» TO DO
Omit the images and reproduce the rest of the entries exactly.

Entries from a dataset of interfaces
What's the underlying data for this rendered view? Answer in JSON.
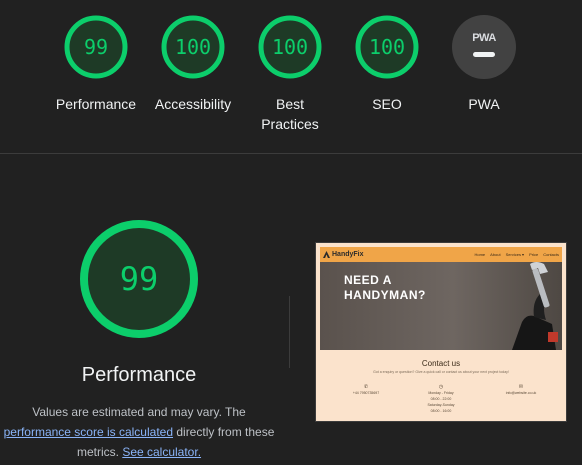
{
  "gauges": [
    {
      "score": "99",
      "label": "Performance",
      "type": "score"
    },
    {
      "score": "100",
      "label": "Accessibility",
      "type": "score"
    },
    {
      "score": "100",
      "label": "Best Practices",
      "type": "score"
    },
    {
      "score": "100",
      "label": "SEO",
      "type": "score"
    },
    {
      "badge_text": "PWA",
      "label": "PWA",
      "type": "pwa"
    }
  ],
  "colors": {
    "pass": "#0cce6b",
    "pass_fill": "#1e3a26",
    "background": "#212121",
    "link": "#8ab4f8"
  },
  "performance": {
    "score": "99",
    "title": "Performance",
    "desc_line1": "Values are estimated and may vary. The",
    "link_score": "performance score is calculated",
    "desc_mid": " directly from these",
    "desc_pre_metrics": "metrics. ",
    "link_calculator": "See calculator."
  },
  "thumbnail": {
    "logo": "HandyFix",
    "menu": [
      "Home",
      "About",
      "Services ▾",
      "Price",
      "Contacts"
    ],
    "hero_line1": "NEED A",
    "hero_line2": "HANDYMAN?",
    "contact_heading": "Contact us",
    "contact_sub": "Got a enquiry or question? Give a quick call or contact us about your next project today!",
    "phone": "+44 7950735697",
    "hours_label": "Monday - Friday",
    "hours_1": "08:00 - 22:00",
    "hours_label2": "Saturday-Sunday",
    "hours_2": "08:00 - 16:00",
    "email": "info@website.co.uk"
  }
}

» PROBLEM SOLUTION
What's the underlying data for this rendered view? Answer in JSON.
{
  "gauges": [
    {
      "score": "99",
      "label": "Performance",
      "type": "score"
    },
    {
      "score": "100",
      "label": "Accessibility",
      "type": "score"
    },
    {
      "score": "100",
      "label": "Best Practices",
      "type": "score"
    },
    {
      "score": "100",
      "label": "SEO",
      "type": "score"
    },
    {
      "badge_text": "PWA",
      "label": "PWA",
      "type": "pwa"
    }
  ],
  "colors": {
    "pass": "#0cce6b",
    "pass_fill": "#1e3a26",
    "background": "#212121",
    "link": "#8ab4f8"
  },
  "performance": {
    "score": "99",
    "title": "Performance",
    "desc_line1": "Values are estimated and may vary. The",
    "link_score": "performance score is calculated",
    "desc_mid": " directly from these",
    "desc_pre_metrics": "metrics. ",
    "link_calculator": "See calculator."
  },
  "thumbnail": {
    "logo": "HandyFix",
    "menu": [
      "Home",
      "About",
      "Services ▾",
      "Price",
      "Contacts"
    ],
    "hero_line1": "NEED A",
    "hero_line2": "HANDYMAN?",
    "contact_heading": "Contact us",
    "contact_sub": "Got a enquiry or question? Give a quick call or contact us about your next project today!",
    "phone": "+44 7950735697",
    "hours_label": "Monday - Friday",
    "hours_1": "08:00 - 22:00",
    "hours_label2": "Saturday-Sunday",
    "hours_2": "08:00 - 16:00",
    "email": "info@website.co.uk"
  }
}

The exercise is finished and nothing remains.